Monday, November 15, 2010

The Gospel in Film

As I look into the world of Christian film making and work on the pre-production aspects of “The Unknown Shepherd” one question that I continually ask myself is “where does the gospel fit in?”

There are a variety of different ideas on the subject. Some think you must have a 100% clear gospel in every film that you make or it is not worthy to be called a Christian film. Others think that you never should have the gospel because it comes across as beating people over the heads. I personally disagree with both positions.

Not all movies need a to have a gospel presentation. I recently watched several films that worked perfectly fine without them (i.e. The Runner from Ravenshead, and Ace Wonder).

One of my favorite films as of late is called To End All Wars. While it does not necessarily present a completely clear gospel, it does present one of the greatest pictures of substitutionary atonement I have ever seen.

Other movies I have recently seen seem to completely whiff on the message completely by not having a clear gospel presentation. One such film is To Save a Life. The message of the movie is great (teen suicide), but the thing that really got under my skin is that the main character supposedly becomes a Christian and nowhere in the entire film does he hear the gospel. You can't get saved without the gospel.
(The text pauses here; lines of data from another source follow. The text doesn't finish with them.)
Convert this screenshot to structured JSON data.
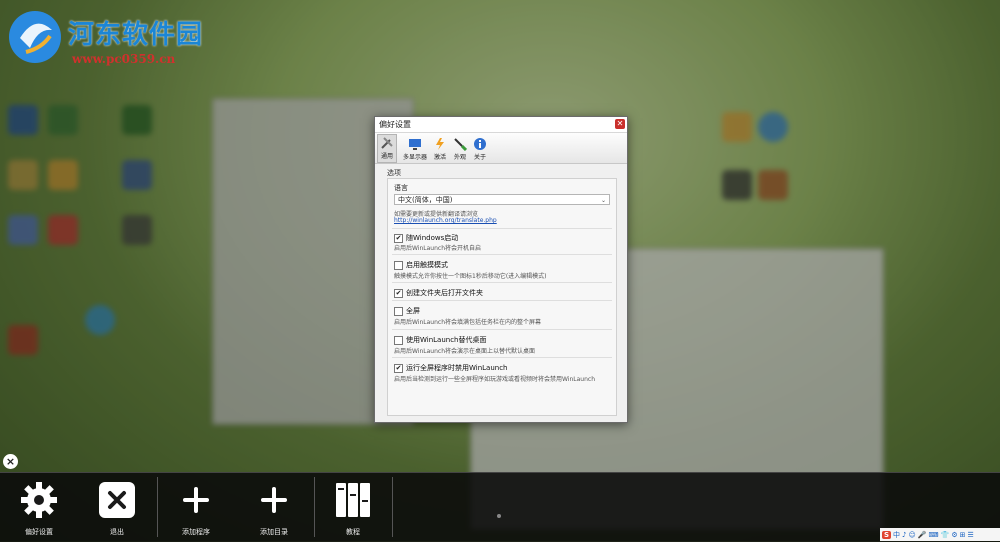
{
  "watermark": {
    "title": "河东软件园",
    "url": "www.pc0359.cn"
  },
  "dialog": {
    "title": "偏好设置",
    "close_icon": "close-icon",
    "toolbar": [
      {
        "label": "通用",
        "icon": "general-tools-icon",
        "active": true
      },
      {
        "label": "多显示器",
        "icon": "monitor-icon",
        "active": false
      },
      {
        "label": "激活",
        "icon": "activate-icon",
        "active": false
      },
      {
        "label": "外观",
        "icon": "appearance-brush-icon",
        "active": false
      },
      {
        "label": "关于",
        "icon": "info-icon",
        "active": false
      }
    ],
    "section_title": "选项",
    "language_label": "语言",
    "language_value": "中文(简体，中国)",
    "language_hint": "如需要更新或提供新翻译请浏览",
    "language_link": "http://winlaunch.org/translate.php",
    "options": [
      {
        "label": "随Windows启动",
        "desc": "启用后WinLaunch将会开机自启",
        "checked": true
      },
      {
        "label": "启用触摸模式",
        "desc": "触摸模式允许你按住一个图标1秒后移动它(进入编辑模式)",
        "checked": false
      },
      {
        "label": "创建文件夹后打开文件夹",
        "desc": "",
        "checked": true
      },
      {
        "label": "全屏",
        "desc": "启用后WinLaunch将会填满包括任务栏在内的整个屏幕",
        "checked": false
      },
      {
        "label": "使用WinLaunch替代桌面",
        "desc": "启用后WinLaunch将会演示在桌面上以替代默认桌面",
        "checked": false
      },
      {
        "label": "运行全屏程序时禁用WinLaunch",
        "desc": "启用后当检测到运行一些全屏程序如玩游戏或看视频时将会禁用WinLaunch",
        "checked": true
      }
    ]
  },
  "launchbar": {
    "items": [
      {
        "label": "偏好设置",
        "icon": "gear-icon"
      },
      {
        "label": "退出",
        "icon": "exit-x-icon"
      },
      {
        "label": "添加程序",
        "icon": "plus-icon"
      },
      {
        "label": "添加目录",
        "icon": "plus-icon"
      },
      {
        "label": "教程",
        "icon": "books-icon"
      }
    ]
  },
  "tray": {
    "items": [
      "S",
      "中",
      "♪",
      "☺",
      "🎤",
      "⌨",
      "👕",
      "⚙",
      "⊞",
      "☰"
    ]
  },
  "colors": {
    "brand_blue": "#1b86d6",
    "brand_red": "#d0312d",
    "close_red": "#c9302c",
    "bar_bg": "#0a0a0a"
  }
}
I'm guessing that the screenwriter assumed people already knew the gospel, but as a street preacher I can guarantee they don't. Most people think that the gospel is about trying to be a better person and sadly I think movies such as this reinforce that view.

Understandably, I believe some film makers are weary of showing the gospel presentation because there have been so many cheesy examples in film in the past. Most of those examples including the “sinner's prayer.” But it doesn't have to be that way. It has been done rightly. Fireproof may be one of the best examples.

Also, we don't need to see the gospel presentation followed by an immediate change in the character. Perhaps the character doesn't get saved when hearing the gospel, or perhaps the character does come to Christ, but that is shown, not in a prayer, but in a gradual change of life that comes from a repentant heart.

One way to avoid cheesiness in presenting the gospel in films is to decide up front how you will handle sharing that and to what degree. As I said before if you have a character repent and believe in Christ then I do believe sharing the gospel is important, but the flaw seems to come when we cram it into the storyline. Know beforehand where and how the gospel will be shared and don't just tack it on for good measure.

I'm no great filmmaker. I'm barely at the beginning stages of my first major project, but these are issues I think we need to work out theologically before we ever begin.

The gospel is the greatest message man can ever know and filmmakers have so many opportunities to share that message, and its effects, that it must be seriously considered.

No comments:

Post a Comment